▸ Your assignment
Take each line in the entries below that holds "label" and show it.

Dataset entries:
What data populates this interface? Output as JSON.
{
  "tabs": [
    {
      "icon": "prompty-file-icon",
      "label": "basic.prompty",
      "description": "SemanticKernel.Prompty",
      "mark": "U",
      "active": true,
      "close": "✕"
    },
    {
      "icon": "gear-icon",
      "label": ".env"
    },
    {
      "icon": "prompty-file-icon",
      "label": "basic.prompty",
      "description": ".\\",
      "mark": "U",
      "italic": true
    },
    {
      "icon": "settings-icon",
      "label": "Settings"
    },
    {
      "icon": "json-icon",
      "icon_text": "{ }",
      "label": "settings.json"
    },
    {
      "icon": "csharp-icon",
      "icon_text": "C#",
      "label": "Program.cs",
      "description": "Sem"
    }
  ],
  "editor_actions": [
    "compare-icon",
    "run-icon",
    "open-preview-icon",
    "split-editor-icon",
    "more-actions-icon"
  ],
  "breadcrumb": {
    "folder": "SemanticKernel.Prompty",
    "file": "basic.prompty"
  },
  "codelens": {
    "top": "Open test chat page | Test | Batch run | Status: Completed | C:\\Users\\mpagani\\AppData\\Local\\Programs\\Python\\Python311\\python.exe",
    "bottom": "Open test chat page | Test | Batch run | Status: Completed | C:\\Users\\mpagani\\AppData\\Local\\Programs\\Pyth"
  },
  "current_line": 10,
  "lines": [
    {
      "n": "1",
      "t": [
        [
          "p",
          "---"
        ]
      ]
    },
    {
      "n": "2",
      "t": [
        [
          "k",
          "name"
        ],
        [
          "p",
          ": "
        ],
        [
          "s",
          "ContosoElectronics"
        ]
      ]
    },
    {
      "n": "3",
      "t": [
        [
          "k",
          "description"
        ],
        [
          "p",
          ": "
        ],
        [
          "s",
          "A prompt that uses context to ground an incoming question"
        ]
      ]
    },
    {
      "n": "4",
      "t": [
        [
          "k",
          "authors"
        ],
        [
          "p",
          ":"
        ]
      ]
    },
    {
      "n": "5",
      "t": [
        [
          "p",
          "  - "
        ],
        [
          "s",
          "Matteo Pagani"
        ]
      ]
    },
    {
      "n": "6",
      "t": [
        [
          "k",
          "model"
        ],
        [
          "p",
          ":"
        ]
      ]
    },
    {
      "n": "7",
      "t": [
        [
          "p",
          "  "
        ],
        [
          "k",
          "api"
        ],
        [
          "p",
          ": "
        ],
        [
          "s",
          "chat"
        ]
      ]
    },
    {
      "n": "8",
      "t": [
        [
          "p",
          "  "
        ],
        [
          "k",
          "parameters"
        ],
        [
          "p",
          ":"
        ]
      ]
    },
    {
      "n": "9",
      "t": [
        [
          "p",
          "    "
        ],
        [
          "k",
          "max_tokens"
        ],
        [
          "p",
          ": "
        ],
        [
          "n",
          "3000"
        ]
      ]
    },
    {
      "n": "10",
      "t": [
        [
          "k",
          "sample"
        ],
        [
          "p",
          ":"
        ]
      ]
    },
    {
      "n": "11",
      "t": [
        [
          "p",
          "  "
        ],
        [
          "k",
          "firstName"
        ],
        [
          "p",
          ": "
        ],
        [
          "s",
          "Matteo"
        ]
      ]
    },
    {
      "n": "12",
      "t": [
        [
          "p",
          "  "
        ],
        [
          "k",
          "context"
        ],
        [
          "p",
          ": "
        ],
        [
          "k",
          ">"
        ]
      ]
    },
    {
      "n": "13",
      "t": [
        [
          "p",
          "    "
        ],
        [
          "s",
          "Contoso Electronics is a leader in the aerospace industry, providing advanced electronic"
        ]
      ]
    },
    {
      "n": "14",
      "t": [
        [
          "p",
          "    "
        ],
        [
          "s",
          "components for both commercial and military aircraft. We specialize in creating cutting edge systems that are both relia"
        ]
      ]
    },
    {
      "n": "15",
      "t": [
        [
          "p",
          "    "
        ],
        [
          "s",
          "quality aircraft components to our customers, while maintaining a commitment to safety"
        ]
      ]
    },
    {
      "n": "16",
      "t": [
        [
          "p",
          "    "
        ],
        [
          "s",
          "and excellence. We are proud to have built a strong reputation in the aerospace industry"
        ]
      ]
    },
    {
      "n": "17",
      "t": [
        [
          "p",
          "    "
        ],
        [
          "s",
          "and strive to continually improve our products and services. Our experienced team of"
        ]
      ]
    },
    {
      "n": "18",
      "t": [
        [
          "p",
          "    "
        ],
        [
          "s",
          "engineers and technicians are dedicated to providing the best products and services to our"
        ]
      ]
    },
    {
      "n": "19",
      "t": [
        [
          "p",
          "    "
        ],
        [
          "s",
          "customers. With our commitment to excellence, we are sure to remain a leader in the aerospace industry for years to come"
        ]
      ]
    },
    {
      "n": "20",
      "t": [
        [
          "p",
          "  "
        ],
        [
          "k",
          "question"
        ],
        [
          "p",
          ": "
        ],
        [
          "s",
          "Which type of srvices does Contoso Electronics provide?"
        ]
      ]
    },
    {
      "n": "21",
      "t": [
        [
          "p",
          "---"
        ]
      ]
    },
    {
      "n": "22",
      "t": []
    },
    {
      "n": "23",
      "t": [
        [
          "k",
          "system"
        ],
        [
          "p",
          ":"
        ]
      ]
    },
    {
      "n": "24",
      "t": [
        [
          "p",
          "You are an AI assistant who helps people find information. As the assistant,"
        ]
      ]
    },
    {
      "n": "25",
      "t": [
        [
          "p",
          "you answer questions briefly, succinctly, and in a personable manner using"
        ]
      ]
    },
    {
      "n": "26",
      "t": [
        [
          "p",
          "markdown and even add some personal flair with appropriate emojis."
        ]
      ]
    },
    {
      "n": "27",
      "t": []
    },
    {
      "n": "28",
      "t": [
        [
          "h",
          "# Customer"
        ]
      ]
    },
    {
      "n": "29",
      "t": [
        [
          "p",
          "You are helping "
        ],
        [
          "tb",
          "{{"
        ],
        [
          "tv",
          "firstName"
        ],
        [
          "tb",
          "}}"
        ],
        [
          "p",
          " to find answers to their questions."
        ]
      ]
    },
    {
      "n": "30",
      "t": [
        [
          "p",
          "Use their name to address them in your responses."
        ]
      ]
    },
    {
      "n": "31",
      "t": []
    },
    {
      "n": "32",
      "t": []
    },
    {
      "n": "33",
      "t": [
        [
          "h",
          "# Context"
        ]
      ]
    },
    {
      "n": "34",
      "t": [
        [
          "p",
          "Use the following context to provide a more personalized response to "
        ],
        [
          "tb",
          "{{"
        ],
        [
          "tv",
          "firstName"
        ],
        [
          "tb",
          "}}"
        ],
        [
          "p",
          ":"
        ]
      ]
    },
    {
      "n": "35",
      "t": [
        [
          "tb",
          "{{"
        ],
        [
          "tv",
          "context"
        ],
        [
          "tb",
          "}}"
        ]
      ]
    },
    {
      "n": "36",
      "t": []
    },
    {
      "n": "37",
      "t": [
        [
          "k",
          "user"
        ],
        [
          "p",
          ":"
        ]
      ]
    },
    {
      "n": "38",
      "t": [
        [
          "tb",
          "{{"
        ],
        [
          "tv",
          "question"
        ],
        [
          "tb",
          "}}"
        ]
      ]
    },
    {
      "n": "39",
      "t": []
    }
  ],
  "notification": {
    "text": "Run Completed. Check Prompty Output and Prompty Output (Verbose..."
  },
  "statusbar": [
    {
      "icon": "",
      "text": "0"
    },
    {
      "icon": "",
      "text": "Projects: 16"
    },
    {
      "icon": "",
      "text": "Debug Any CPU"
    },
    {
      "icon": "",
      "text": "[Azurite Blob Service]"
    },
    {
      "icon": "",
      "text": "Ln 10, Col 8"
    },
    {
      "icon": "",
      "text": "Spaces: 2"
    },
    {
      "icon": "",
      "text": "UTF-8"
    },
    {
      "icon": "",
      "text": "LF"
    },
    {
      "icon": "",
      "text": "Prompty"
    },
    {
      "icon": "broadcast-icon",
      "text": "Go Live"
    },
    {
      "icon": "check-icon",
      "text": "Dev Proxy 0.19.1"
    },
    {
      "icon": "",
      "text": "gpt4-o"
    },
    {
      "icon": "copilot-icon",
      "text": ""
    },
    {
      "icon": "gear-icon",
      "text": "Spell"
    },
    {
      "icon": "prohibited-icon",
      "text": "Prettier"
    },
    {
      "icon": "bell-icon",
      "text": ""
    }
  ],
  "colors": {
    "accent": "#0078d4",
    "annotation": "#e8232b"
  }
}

▸ Finished exercise
      "label": "basic.prompty",
      "label": ".env"
      "label": "basic.prompty",
      "label": "Settings"
      "label": "settings.json"
      "label": "Program.cs",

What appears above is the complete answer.